TASK PROMPT
Read the records and gather each line that includes "home".

SUPPLIED INFORMATION
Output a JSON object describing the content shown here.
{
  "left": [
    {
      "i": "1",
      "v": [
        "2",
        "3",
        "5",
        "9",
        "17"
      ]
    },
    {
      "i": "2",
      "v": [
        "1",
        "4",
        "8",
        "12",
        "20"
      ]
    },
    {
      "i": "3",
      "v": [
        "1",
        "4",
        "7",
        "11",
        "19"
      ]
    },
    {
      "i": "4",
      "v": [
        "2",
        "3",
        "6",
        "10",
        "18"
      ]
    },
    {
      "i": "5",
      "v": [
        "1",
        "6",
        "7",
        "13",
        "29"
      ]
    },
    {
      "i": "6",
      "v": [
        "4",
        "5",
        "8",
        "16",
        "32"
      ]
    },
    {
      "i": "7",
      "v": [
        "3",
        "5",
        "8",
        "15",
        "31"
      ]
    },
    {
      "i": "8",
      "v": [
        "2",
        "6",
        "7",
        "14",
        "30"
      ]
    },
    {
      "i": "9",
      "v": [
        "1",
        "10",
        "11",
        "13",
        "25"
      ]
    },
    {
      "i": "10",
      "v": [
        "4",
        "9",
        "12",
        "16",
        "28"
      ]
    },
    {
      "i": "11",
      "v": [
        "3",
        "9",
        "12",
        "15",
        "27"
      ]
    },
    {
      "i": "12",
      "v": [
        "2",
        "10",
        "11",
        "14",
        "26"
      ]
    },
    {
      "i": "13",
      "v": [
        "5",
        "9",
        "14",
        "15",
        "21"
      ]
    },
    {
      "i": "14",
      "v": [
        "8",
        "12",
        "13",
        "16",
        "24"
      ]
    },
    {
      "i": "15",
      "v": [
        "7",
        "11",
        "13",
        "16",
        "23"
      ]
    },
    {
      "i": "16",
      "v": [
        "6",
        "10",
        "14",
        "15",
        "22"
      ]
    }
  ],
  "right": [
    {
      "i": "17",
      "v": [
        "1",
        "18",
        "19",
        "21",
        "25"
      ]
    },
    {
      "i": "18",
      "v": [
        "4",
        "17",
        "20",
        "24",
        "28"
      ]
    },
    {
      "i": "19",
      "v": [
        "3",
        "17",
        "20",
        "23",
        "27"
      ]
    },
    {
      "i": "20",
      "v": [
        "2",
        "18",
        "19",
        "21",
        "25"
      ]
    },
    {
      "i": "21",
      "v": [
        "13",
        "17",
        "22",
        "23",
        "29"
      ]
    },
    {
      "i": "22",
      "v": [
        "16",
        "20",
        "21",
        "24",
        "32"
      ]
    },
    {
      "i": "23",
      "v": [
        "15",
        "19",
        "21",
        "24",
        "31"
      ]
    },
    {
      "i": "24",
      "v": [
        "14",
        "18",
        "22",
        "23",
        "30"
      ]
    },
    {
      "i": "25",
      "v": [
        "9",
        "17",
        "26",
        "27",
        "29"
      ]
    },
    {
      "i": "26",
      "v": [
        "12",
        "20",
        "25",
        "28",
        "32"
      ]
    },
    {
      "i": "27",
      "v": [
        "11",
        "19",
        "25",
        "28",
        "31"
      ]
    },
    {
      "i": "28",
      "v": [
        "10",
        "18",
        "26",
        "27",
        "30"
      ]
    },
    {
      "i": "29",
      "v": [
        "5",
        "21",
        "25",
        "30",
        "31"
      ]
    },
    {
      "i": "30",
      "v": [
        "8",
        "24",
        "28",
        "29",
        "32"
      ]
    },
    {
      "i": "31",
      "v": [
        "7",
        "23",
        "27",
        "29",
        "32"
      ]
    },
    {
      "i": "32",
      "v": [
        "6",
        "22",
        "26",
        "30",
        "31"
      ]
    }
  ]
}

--

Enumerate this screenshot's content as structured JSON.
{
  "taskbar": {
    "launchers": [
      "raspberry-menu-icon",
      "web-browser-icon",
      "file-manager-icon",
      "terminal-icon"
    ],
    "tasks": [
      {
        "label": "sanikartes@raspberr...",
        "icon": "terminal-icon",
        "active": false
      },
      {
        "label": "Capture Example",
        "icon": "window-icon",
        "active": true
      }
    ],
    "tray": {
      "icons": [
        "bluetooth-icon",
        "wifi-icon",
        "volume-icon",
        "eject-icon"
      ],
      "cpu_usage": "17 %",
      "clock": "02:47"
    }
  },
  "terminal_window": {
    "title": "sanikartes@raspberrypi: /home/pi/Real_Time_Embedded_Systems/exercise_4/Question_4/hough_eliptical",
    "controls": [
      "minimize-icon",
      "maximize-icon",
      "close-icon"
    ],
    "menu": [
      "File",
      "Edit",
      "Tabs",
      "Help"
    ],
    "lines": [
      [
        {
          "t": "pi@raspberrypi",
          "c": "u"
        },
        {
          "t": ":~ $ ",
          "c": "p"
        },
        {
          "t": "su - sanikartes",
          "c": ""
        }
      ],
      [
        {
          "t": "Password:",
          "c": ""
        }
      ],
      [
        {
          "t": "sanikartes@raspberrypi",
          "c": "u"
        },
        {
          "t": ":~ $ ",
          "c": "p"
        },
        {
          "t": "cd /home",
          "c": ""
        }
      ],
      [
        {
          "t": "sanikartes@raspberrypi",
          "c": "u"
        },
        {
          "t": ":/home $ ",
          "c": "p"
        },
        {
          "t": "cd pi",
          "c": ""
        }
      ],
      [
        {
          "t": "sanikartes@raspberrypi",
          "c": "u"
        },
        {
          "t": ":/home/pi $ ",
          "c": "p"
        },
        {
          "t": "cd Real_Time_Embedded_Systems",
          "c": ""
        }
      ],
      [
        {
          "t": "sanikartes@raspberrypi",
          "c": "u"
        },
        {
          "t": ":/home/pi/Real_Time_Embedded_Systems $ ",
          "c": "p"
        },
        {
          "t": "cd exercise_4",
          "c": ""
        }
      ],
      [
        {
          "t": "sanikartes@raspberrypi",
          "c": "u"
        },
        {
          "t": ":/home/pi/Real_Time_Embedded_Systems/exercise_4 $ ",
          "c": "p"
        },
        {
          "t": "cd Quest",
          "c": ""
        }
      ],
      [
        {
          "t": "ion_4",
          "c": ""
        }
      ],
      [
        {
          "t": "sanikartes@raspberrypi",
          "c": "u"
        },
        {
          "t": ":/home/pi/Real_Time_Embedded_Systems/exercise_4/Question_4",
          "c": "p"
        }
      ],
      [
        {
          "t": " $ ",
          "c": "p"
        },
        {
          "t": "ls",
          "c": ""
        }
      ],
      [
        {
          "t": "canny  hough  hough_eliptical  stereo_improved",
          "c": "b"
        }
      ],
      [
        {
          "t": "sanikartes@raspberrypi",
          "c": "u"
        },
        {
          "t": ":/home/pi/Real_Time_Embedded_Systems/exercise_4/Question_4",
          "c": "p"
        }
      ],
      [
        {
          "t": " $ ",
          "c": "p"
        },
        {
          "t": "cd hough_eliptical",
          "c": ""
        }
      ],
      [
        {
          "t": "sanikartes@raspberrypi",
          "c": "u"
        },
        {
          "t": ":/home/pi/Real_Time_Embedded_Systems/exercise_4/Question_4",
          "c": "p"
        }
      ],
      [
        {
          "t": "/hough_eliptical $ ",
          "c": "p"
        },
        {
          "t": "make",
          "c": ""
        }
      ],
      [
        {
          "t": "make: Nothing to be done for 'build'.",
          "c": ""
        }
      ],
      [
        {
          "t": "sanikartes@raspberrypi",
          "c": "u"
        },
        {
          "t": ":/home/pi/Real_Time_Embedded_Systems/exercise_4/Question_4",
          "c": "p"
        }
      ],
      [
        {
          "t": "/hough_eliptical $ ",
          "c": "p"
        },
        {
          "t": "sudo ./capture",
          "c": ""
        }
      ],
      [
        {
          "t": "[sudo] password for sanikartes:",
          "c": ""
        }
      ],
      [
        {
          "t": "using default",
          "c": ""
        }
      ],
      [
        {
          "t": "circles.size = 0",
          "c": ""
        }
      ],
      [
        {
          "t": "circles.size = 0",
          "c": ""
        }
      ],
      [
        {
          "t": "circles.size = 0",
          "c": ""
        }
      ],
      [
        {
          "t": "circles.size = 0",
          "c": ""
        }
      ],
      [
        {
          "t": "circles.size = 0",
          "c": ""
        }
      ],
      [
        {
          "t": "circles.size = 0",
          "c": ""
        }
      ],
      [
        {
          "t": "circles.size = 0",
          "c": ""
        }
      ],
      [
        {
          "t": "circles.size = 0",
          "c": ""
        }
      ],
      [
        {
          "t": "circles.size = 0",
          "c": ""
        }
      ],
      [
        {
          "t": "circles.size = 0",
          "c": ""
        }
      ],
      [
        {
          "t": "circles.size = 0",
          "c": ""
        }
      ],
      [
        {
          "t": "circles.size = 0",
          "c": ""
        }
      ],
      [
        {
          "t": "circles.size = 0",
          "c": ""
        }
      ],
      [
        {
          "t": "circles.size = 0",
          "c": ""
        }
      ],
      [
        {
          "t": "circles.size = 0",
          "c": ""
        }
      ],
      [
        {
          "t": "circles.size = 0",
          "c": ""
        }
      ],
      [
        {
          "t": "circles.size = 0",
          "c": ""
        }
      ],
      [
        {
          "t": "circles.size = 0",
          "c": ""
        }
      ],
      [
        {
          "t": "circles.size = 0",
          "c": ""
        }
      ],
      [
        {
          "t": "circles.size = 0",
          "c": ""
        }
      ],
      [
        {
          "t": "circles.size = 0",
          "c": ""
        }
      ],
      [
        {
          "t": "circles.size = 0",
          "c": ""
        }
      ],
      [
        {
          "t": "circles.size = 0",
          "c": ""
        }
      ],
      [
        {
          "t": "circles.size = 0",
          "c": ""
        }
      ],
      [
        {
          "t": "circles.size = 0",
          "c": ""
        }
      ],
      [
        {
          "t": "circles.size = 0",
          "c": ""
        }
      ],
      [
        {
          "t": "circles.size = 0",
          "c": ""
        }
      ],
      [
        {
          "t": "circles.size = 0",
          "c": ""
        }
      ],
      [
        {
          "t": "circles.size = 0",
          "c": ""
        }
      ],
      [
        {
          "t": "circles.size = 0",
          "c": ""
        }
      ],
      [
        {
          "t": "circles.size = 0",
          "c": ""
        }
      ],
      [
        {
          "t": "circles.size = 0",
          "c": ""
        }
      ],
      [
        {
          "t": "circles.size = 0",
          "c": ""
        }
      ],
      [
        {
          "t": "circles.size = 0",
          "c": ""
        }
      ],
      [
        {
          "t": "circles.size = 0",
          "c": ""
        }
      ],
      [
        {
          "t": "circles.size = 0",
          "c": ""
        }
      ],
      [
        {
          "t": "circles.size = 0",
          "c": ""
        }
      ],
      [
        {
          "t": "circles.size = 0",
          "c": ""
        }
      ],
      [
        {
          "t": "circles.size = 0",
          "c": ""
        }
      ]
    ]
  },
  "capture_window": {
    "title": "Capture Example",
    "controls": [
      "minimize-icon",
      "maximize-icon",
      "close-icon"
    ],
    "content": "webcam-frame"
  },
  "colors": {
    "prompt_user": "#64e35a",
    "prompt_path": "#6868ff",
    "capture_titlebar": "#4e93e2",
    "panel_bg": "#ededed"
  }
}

WRITTEN RESPONSE
    "title": "sanikartes@raspberrypi: /home/pi/Real_Time_Embedded_Systems/exercise_4/Question_4/hough_eliptical",
          "t": "cd /home",
          "t": ":/home $ ",
          "t": ":/home/pi $ ",
          "t": ":/home/pi/Real_Time_Embedded_Systems $ ",
          "t": ":/home/pi/Real_Time_Embedded_Systems/exercise_4 $ ",
          "t": ":/home/pi/Real_Time_Embedded_Systems/exercise_4/Question_4",
          "t": ":/home/pi/Real_Time_Embedded_Systems/exercise_4/Question_4",
          "t": ":/home/pi/Real_Time_Embedded_Systems/exercise_4/Question_4",
          "t": ":/home/pi/Real_Time_Embedded_Systems/exercise_4/Question_4",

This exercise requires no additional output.